■ REQUIRED ACTION ■
Copy out all lines in the data below containing the string "JSON".

■ MATERIAL PROVIDED ■
********************

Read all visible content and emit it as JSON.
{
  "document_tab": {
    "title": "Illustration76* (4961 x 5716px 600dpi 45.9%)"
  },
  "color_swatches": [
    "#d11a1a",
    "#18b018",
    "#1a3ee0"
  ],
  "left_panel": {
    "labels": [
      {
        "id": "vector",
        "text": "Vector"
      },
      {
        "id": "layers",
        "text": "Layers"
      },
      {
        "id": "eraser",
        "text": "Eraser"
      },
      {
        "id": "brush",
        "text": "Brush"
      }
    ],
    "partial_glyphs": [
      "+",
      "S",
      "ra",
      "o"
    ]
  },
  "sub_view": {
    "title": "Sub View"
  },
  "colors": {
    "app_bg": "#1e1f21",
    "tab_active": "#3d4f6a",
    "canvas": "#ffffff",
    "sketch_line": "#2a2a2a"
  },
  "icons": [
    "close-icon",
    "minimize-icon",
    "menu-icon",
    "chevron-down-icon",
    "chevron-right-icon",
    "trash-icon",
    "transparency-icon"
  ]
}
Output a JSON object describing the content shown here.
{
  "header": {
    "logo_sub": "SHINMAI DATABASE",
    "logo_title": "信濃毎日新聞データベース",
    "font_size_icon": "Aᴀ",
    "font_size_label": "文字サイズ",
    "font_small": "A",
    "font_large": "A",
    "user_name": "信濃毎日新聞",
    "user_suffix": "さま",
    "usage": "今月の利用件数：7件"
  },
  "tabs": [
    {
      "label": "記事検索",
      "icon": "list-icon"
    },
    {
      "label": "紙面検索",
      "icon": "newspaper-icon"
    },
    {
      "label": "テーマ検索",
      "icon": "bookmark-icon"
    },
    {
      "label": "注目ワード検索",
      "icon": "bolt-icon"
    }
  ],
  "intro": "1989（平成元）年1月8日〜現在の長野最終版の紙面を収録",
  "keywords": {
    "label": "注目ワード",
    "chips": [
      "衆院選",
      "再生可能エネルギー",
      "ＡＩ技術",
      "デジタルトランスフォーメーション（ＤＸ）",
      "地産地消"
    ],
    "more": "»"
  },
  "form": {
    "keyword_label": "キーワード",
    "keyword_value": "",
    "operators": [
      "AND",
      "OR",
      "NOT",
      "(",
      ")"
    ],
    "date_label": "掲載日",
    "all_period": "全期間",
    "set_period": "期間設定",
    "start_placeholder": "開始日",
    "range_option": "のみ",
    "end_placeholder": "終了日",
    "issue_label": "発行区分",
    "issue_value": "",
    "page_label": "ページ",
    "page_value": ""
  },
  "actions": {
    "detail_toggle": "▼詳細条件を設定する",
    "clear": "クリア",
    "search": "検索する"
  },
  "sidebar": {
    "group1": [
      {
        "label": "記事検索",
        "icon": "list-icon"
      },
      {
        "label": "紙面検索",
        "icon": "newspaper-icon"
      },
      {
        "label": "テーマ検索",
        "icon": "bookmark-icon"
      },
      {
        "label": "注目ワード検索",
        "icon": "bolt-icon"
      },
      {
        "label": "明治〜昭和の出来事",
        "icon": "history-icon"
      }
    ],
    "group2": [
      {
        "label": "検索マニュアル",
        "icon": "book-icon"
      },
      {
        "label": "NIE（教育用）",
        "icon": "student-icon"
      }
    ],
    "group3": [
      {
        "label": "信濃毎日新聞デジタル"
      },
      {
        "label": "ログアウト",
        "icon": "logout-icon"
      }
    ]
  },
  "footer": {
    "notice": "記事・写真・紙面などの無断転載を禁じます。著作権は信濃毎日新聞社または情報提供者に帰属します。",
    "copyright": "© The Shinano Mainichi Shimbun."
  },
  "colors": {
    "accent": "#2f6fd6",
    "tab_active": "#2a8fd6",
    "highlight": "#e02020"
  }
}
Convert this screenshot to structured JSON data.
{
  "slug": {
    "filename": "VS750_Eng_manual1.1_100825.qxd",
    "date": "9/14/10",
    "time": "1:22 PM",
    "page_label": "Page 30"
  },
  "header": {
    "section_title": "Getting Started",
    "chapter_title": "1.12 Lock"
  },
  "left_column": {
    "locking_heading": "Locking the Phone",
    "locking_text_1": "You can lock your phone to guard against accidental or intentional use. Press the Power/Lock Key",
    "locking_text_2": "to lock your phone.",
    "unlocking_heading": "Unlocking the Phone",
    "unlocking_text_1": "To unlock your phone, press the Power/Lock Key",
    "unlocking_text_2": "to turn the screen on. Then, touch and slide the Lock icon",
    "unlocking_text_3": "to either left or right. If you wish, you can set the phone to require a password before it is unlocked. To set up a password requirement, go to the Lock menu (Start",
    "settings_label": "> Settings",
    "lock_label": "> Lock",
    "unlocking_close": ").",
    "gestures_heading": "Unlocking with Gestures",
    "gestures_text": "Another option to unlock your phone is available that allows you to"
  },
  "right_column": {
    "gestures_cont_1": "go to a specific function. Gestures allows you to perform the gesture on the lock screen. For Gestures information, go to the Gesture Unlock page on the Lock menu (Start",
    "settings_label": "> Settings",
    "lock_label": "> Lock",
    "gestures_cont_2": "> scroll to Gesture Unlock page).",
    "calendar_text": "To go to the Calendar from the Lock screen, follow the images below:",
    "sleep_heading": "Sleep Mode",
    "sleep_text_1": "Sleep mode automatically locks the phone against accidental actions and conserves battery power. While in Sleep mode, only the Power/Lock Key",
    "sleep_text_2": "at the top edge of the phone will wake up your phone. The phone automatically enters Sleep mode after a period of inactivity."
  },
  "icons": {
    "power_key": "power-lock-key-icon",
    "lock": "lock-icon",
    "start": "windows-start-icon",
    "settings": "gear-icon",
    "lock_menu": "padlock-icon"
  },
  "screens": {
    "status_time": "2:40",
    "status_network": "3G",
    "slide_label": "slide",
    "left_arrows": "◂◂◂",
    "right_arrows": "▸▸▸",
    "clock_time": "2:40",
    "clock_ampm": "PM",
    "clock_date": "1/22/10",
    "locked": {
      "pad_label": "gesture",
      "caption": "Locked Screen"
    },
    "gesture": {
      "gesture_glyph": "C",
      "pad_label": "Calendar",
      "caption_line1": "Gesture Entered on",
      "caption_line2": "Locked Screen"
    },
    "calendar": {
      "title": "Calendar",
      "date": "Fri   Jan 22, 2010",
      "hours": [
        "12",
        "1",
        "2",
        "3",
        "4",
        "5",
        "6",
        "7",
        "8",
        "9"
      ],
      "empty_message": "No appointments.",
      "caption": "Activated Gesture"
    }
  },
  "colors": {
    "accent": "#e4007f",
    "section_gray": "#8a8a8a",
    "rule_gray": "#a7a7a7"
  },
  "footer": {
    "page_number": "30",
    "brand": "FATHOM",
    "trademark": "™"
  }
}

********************

■ SOLUTION TO THE PROBLEM ■
Read all visible content and emit it as JSON.
Output a JSON object describing the content shown here.
Convert this screenshot to structured JSON data.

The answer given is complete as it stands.